After the deadly shooting in Parkland, Florida that took 17 lives, Dallas Mayor Pro Tem Dwaine Caraway decided to take a stand agains the NRA.
And now he’s receiving death threats.
Dwaine Caraway spoke with TMZ to detail his issues and spoke on the scary resopnses he’s received from those “influenced” by the NRA following his call for the NRA to move their convention.
“It’s a tough deal now, don’t think that they’re happy with me,” Caraway said. “Don’t think that I’m not getting threatening emails and all types of things.”
“Have you had death threats?” asked TMZ‘s Harvey Levin.
“Oh, man, come on,” he responded in a matter-of-fact way. “You should hear some of the stuff [they say]. But it’s okay. My mission: everybody get to the table as citizens. The thing that needs to happen for America is to sit down, look at some rules and laws that’s been on the books for more than 200 years and tweak them for today’s society and today’s generation.”
Caraway, who believes in the second amendment, says he owns guns himself but believes that it’s time everyone came together after the massacre in Florda.
Nikolas Cruz, a former student at Marjory Stoneman High School, opened fire on teachers and classmates last week killing 17 and injuring 23. According to NBC News, Cruz has been charged with 17 counts of premeditated murder and is looking to plead guilty in exchange for a sentence of life without parole.
“A child’s life is worth more than a hundred million dollars,” Dwain Caraway said in the interview. “It’s not the money we’re dealing with now—it’s the future of these kids. Those kids in Florida—guess what, those that are the survivors, they have to live with this mental anguish of bullets crossing their heads, and screaming for their lives, the rest of their lives. Sometimes you have to take on Goliath just to begin the conversation.”
The NRA responds
Dwaine Caraway said the NRA event scheduled for May 3-6 is inappropriate in light of the recent school shooting, according to the Dallas Morning News.

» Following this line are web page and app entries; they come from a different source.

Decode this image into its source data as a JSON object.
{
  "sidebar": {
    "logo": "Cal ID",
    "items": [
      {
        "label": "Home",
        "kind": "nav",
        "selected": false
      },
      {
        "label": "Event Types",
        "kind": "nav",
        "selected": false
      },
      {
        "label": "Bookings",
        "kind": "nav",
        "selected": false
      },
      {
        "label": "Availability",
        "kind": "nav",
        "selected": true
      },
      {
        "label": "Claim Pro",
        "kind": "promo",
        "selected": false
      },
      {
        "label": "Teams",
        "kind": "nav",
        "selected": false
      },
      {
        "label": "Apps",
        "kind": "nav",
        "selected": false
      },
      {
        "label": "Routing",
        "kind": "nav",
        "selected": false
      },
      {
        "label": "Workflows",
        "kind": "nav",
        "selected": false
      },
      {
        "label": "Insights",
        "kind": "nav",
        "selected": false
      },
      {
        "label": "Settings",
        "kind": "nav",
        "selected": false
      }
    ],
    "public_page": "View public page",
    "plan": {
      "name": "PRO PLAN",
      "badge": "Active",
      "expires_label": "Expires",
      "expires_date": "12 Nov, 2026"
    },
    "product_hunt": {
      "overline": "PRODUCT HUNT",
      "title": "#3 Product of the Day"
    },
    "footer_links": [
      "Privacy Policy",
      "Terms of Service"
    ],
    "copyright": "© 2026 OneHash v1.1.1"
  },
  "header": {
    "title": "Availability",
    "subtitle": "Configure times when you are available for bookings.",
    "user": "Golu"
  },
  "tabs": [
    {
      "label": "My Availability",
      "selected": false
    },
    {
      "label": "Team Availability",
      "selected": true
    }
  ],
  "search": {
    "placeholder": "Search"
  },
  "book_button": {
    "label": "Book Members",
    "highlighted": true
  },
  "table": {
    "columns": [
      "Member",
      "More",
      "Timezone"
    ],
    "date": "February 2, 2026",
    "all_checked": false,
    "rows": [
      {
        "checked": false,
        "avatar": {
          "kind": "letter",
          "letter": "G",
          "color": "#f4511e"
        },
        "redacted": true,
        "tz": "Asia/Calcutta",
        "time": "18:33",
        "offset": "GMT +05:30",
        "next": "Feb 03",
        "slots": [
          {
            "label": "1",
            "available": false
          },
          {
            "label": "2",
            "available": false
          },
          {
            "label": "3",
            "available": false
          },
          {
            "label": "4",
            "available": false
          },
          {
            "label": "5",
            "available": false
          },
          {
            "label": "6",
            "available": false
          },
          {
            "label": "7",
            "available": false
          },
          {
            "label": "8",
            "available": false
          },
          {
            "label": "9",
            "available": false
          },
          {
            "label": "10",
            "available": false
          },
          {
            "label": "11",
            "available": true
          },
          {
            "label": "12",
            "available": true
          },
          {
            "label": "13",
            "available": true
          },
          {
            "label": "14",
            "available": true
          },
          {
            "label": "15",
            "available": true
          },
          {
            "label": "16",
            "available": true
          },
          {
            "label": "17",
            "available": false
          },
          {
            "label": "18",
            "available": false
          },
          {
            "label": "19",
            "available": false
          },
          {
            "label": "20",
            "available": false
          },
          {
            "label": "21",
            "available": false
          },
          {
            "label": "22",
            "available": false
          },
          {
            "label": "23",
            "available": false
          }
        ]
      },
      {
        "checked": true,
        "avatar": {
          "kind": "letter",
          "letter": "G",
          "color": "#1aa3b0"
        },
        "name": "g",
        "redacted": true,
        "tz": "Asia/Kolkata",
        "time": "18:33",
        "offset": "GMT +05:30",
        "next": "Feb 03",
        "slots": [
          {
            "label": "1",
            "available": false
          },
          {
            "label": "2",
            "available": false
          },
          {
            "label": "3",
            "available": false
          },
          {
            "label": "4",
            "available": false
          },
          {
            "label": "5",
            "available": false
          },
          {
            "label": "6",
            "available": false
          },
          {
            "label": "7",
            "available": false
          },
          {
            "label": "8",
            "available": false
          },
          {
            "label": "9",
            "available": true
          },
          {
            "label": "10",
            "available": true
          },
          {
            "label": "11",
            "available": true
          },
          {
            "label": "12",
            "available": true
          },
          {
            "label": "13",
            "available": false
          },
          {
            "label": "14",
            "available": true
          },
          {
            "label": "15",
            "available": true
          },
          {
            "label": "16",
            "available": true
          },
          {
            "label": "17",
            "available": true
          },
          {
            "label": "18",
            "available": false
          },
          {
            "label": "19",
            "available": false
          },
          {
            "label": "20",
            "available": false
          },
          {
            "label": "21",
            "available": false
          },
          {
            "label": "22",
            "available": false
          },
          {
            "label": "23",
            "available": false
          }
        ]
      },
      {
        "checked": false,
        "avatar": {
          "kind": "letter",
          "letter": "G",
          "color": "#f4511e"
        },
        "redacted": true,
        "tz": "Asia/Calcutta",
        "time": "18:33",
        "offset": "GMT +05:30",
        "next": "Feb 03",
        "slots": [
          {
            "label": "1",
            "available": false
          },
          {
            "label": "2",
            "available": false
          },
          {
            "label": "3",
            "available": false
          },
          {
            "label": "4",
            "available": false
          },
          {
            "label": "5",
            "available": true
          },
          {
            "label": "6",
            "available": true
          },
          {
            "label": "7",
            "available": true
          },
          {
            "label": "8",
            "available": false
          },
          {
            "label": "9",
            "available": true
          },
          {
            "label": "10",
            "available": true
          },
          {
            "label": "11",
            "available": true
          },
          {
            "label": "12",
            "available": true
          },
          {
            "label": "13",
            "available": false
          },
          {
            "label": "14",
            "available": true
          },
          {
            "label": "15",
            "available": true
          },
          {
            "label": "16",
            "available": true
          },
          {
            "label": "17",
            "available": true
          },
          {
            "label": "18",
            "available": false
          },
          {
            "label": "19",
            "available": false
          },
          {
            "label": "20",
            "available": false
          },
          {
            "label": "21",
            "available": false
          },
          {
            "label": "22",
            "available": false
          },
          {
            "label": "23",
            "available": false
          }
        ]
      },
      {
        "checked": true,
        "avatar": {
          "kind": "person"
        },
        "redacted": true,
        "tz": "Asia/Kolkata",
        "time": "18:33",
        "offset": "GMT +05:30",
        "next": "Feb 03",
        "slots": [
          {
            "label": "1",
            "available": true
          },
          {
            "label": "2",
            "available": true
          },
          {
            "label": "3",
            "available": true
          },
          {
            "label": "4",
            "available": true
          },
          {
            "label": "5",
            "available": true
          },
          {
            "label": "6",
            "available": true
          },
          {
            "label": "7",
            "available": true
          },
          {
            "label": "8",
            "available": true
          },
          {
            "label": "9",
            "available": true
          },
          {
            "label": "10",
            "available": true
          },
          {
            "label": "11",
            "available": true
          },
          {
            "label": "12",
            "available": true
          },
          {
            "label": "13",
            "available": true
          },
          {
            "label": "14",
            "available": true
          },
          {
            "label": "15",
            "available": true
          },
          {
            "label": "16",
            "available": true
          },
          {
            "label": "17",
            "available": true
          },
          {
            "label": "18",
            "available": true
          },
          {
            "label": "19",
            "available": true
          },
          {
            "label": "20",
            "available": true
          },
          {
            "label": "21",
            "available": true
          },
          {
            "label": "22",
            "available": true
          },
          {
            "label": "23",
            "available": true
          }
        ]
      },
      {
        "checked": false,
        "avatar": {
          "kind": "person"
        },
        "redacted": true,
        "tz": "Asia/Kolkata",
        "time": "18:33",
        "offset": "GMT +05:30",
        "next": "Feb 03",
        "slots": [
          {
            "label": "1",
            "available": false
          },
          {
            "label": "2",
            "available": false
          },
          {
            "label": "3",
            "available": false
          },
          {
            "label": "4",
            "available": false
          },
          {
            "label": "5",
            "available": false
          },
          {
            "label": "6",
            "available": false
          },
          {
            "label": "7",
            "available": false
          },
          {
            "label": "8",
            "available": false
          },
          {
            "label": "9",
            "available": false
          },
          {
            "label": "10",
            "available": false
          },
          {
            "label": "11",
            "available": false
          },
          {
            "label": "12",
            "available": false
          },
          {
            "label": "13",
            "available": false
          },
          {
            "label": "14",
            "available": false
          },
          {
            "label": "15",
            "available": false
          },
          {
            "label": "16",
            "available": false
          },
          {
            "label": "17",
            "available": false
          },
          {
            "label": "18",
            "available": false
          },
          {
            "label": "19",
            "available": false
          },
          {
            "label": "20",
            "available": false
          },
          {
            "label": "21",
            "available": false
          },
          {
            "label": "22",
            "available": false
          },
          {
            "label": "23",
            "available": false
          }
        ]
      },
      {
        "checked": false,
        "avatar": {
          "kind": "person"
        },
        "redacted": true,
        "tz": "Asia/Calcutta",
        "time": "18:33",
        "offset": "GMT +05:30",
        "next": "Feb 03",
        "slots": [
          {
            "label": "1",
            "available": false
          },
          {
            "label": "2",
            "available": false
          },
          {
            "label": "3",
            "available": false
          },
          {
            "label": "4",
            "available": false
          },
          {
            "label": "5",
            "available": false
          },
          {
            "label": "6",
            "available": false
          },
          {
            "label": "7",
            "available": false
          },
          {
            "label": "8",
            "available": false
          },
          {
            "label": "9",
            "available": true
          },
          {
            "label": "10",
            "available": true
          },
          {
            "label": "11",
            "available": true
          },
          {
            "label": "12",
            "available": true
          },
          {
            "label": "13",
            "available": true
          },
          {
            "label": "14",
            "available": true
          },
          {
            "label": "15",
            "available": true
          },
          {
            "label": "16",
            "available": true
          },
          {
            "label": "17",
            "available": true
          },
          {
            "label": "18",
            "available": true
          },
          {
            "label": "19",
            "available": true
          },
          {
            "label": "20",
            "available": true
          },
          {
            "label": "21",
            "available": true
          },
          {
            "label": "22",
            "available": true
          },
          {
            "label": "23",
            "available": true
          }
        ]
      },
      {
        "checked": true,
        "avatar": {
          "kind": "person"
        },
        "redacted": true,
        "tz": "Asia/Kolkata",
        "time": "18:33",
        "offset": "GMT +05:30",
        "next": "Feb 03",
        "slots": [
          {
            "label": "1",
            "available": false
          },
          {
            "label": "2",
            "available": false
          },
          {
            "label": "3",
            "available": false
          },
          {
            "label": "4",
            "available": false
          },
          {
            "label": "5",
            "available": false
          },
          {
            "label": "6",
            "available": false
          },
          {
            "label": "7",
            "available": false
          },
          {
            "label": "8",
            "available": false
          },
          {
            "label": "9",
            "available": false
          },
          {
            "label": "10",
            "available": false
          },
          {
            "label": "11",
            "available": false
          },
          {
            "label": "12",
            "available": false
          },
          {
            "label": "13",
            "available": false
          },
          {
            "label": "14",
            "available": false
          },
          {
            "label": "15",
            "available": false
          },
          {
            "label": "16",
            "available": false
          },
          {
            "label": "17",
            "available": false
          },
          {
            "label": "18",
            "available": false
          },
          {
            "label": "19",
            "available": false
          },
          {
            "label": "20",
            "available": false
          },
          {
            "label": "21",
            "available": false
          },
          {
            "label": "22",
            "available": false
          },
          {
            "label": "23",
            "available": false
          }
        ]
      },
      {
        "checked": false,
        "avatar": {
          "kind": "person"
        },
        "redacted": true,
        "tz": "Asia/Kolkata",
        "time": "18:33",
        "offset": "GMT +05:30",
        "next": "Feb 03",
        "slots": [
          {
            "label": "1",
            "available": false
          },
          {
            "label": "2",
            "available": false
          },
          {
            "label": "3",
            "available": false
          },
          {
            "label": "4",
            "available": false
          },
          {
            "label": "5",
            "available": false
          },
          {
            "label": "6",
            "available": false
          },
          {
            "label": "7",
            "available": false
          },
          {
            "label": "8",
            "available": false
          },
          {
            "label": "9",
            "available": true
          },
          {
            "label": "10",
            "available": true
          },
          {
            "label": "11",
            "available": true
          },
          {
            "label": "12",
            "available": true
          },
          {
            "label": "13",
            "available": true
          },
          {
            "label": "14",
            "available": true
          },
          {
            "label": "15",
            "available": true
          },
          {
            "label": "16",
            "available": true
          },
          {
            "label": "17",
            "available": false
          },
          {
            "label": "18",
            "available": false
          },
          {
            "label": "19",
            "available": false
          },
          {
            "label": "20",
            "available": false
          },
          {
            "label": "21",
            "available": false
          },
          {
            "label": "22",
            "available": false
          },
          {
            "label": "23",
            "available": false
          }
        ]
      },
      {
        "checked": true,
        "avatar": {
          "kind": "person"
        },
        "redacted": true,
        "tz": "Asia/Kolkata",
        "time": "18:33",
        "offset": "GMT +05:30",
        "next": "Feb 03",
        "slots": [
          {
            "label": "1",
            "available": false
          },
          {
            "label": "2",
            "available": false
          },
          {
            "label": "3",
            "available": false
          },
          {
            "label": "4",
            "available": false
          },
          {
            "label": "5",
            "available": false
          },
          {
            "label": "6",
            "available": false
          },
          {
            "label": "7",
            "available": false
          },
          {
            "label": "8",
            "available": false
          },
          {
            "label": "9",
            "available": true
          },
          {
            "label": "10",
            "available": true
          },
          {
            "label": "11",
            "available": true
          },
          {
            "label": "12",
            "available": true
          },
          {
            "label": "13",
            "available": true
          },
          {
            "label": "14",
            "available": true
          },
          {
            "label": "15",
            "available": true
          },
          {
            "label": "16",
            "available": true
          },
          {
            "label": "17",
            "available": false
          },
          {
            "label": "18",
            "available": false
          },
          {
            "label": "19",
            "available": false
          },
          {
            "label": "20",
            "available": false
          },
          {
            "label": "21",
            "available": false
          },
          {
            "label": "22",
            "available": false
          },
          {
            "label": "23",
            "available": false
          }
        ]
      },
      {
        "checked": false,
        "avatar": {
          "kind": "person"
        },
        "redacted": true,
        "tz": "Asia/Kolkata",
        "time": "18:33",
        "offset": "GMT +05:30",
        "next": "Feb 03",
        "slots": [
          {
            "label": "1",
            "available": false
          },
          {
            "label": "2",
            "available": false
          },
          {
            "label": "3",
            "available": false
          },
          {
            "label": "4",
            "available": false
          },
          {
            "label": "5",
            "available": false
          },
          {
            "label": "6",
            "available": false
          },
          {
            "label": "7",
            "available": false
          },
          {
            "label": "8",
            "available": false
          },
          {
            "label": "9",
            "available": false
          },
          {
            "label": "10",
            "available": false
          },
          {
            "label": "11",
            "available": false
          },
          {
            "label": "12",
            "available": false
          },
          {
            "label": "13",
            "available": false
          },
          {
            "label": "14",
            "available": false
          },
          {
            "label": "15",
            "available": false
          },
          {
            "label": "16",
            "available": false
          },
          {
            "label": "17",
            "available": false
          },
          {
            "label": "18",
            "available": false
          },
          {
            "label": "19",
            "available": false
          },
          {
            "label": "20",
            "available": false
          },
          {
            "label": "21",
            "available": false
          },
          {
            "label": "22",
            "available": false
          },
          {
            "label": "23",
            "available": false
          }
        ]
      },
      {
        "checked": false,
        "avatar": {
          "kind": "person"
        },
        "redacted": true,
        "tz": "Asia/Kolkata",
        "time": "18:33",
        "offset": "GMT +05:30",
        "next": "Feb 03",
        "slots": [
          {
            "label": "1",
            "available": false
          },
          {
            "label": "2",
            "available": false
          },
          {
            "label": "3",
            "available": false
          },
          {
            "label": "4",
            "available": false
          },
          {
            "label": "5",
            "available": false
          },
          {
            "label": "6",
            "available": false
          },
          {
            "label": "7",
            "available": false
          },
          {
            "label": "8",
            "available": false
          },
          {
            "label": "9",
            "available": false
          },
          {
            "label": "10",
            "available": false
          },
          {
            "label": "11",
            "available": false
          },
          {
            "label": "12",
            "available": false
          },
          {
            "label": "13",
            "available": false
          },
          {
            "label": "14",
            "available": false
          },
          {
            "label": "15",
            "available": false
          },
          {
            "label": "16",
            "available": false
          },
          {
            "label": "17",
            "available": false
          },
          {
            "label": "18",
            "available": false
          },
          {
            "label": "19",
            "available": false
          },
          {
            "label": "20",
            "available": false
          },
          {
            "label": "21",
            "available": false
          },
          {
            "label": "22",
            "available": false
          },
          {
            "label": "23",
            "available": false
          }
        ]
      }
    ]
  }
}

The NRA has been largely criticized after the Parkland massacre by critics who say the gun-rights group is padding the pockets of lawmakers in Washington and keeping them from passing measures that could curb gun violence.
The NRA responded swiftly to Caraway’s request.
Andrew Arulanandam, the NRA’s managing director of public affairs, told News 8 the group is ready to return to Texas for the first time since they hosted their annual convention in Houston in 2013.
“No politician anywhere can tell the NRA not to come to their city,” Arulanandam said. “We are already there. Dallas, like every American city and community, is populated by NRA members. Our members work in fire stations and police departments. They save lives in local hospitals and own businesses in communities urban and rural throughout this country.”
Looking for change
The NRA convention, scheduled to be held at the Kay Bailey Hutchinson Convention Center, will reportedly include firearms displays and exhibits. The NRA’s national elected officials will also participate in leadership meetings. According to the NRA website, ammunition sales are permitted, but on-site firearm sales are not.
In a written statement, Dwaine Caraway said it’s “time to put the heat on the NRA.” He followed up his written comments with a news conference outside City Hall in which he decried high-powered civilian-owned weapons and gun violence in Dallas, referencing both the 1963 Kennedy assassination and the deadly July 7, 2016, ambush on police.
Dallas Morning News columnist Robert Wilonsky wrote:
City Hall said Monday that the NRA’s taking most of the convention center that first weekend in May — pretty much everything except the old Memorial Auditorium, Ballroom A and some meeting rooms. The rent would normally come to $410,618.
But according to numbers provided Monday, the city is giving the NRA a $22,840 discount. VisitDallas, the city’s tourism bureau, will pick up the rest of the tab, worth upward of $387,000.
According to the Dallas Morning News, Dwaine Caraway said asking the NRA to reconsider was “a tough call” but would put the city’s residents first. He said the NRA’s draw to the city would lead to demonstrations and that the organization needs to “come to the table” and be part of a solution.